DATA IN THIS EXERCISE:
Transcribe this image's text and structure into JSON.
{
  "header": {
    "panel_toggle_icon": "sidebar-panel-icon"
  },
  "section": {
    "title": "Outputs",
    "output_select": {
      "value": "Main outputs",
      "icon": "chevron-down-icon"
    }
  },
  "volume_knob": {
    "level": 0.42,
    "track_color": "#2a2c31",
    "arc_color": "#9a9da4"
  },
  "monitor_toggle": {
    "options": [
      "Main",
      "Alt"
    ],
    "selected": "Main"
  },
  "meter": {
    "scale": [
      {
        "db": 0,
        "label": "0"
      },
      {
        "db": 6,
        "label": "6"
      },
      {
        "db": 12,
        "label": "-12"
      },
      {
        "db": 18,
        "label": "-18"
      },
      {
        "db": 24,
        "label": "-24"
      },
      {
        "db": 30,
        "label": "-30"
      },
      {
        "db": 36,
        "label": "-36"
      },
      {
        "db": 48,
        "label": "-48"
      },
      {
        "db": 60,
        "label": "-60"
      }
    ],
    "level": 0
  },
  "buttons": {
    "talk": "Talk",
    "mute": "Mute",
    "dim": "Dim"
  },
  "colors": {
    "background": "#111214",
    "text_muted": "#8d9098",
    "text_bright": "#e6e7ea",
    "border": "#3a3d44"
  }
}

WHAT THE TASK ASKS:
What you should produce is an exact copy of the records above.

WRITTEN RESPONSE:
Transcribe this image's text and structure into JSON.
{
  "header": {
    "panel_toggle_icon": "sidebar-panel-icon"
  },
  "section": {
    "title": "Outputs",
    "output_select": {
      "value": "Main outputs",
      "icon": "chevron-down-icon"
    }
  },
  "volume_knob": {
    "level": 0.42,
    "track_color": "#2a2c31",
    "arc_color": "#9a9da4"
  },
  "monitor_toggle": {
    "options": [
      "Main",
      "Alt"
    ],
    "selected": "Main"
  },
  "meter": {
    "scale": [
      {
        "db": 0,
        "label": "0"
      },
      {
        "db": 6,
        "label": "6"
      },
      {
        "db": 12,
        "label": "-12"
      },
      {
        "db": 18,
        "label": "-18"
      },
      {
        "db": 24,
        "label": "-24"
      },
      {
        "db": 30,
        "label": "-30"
      },
      {
        "db": 36,
        "label": "-36"
      },
      {
        "db": 48,
        "label": "-48"
      },
      {
        "db": 60,
        "label": "-60"
      }
    ],
    "level": 0
  },
  "buttons": {
    "talk": "Talk",
    "mute": "Mute",
    "dim": "Dim"
  },
  "colors": {
    "background": "#111214",
    "text_muted": "#8d9098",
    "text_bright": "#e6e7ea",
    "border": "#3a3d44"
  }
}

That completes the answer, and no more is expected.